## TASK DATA
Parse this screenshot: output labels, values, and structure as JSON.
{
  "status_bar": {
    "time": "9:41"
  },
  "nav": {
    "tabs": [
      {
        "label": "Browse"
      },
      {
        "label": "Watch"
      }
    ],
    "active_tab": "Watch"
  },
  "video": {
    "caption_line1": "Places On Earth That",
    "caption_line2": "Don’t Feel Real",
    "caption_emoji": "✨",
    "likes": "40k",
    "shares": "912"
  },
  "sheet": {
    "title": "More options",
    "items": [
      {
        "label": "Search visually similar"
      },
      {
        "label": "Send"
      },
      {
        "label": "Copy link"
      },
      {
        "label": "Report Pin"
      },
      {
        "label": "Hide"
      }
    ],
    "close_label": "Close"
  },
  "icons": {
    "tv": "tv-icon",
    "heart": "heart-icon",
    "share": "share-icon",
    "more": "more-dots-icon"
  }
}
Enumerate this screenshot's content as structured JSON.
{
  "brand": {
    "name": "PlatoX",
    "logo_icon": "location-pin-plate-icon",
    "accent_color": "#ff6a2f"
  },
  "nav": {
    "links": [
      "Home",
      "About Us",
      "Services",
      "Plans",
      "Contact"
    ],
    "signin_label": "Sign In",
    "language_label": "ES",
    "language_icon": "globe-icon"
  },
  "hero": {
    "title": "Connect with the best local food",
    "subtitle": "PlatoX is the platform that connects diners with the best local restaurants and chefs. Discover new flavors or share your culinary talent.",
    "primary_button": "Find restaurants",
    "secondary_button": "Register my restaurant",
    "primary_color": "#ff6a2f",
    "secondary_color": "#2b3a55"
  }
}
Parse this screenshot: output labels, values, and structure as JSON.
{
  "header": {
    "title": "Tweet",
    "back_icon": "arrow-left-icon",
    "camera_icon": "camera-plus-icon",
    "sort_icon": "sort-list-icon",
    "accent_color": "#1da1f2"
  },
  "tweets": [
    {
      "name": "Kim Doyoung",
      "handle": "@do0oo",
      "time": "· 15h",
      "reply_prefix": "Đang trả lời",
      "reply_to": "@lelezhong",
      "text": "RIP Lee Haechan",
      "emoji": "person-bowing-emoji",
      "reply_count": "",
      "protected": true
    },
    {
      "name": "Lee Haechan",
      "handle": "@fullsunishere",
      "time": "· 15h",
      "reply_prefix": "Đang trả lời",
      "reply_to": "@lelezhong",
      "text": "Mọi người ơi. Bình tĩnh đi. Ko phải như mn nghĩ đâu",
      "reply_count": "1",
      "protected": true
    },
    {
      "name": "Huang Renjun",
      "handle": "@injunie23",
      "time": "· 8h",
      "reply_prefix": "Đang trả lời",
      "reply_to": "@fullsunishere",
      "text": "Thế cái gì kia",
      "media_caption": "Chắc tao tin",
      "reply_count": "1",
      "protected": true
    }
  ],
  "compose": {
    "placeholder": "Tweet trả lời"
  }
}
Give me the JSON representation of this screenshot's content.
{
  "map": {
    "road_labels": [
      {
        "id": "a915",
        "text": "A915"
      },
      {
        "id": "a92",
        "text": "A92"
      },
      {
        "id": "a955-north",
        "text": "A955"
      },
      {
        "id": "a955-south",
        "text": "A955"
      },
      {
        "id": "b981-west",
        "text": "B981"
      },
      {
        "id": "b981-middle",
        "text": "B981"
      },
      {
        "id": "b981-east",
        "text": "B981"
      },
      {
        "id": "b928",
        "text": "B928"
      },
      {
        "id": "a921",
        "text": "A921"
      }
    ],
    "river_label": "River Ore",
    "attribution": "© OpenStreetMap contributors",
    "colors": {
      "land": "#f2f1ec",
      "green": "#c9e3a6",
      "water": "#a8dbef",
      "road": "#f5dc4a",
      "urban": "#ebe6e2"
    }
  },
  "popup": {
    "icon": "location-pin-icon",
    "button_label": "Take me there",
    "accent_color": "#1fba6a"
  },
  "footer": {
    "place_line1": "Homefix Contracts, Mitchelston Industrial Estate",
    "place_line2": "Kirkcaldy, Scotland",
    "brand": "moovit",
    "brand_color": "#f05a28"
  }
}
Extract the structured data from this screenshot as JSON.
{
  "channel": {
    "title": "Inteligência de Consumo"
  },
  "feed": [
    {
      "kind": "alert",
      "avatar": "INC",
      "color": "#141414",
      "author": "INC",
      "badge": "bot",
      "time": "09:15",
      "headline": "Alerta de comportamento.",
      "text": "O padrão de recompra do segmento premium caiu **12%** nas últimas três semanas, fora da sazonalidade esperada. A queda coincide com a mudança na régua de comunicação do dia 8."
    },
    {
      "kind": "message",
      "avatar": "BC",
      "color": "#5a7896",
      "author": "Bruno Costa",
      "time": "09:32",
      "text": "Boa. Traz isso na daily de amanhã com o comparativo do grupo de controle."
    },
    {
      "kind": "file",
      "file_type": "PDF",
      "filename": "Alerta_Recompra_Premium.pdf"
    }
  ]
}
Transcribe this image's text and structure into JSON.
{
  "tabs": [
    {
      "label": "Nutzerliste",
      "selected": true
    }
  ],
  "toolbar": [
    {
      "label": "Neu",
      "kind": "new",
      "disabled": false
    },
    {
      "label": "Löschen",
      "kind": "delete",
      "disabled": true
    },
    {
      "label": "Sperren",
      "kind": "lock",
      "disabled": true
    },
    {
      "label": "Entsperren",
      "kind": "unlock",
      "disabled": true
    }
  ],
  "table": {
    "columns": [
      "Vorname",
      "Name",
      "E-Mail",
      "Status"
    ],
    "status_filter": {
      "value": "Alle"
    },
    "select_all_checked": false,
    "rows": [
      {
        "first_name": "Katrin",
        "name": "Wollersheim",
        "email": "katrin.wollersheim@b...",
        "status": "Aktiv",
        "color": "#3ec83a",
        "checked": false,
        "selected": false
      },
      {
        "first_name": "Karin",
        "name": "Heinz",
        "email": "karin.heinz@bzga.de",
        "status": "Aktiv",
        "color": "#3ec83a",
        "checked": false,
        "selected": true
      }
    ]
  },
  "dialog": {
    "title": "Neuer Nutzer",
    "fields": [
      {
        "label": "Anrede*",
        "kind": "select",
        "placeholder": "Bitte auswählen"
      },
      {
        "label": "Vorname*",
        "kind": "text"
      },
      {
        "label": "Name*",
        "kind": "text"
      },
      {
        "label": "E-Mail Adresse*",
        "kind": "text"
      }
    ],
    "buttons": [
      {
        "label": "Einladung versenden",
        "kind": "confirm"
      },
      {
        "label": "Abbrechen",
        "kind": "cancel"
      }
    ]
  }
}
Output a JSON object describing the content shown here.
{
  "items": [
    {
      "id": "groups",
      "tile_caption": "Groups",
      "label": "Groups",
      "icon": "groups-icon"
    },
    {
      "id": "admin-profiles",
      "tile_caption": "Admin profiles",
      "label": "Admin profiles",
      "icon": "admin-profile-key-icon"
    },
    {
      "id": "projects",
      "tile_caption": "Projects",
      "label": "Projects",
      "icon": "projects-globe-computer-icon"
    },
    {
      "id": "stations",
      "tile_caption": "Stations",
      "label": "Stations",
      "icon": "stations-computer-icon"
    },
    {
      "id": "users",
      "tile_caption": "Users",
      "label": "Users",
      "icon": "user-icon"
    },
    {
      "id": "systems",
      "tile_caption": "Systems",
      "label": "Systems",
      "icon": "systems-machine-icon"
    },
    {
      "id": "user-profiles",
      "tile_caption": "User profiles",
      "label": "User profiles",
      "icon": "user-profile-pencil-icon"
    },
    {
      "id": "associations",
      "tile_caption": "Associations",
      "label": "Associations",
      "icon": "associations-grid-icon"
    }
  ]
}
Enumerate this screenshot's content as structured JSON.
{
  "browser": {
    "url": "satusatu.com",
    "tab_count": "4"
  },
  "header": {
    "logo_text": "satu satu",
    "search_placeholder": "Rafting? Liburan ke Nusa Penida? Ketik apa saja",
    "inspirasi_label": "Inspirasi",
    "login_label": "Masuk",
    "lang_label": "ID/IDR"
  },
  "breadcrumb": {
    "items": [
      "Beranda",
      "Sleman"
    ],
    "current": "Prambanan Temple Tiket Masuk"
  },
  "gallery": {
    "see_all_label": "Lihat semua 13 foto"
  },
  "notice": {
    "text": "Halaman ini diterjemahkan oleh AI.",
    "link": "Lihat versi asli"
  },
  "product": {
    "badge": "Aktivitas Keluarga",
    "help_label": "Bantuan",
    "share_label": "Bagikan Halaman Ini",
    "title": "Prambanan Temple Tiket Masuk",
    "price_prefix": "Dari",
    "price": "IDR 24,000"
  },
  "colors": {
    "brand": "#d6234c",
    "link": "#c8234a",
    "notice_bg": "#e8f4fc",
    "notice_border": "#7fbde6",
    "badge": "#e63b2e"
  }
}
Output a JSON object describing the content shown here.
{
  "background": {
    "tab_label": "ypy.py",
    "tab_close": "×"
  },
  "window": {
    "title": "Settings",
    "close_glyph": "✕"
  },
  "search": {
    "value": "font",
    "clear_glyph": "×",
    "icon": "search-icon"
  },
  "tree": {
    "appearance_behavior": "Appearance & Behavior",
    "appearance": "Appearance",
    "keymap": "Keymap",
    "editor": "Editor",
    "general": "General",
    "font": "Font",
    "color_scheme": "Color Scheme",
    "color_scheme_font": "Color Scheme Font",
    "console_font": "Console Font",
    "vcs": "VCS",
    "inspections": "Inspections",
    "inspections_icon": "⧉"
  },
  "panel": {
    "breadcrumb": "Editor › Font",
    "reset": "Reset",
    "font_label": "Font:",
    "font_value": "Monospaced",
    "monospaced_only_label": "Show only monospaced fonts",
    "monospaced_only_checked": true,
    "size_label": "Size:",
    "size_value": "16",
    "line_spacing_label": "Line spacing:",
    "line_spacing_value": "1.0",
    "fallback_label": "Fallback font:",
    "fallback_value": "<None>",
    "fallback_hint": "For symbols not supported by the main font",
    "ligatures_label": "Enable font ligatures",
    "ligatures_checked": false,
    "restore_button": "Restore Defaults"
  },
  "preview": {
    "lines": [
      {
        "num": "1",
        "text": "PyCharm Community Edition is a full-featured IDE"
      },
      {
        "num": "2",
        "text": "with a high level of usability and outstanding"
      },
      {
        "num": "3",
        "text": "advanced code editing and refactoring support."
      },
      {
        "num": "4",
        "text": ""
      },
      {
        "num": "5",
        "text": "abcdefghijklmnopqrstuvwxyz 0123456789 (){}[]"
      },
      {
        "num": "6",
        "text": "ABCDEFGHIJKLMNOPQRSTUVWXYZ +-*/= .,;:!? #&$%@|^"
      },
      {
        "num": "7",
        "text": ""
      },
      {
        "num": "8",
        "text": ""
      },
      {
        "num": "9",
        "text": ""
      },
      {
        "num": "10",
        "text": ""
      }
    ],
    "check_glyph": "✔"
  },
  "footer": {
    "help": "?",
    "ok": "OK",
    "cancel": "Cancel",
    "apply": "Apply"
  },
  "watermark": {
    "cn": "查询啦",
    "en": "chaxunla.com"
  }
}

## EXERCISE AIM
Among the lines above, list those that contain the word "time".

## SOLUTION FOR THIS EXERCISE
    "time": "9:41"
      "time": "· 15h",
      "time": "· 15h",
      "time": "· 8h",
      "time": "09:15",
      "time": "09:32",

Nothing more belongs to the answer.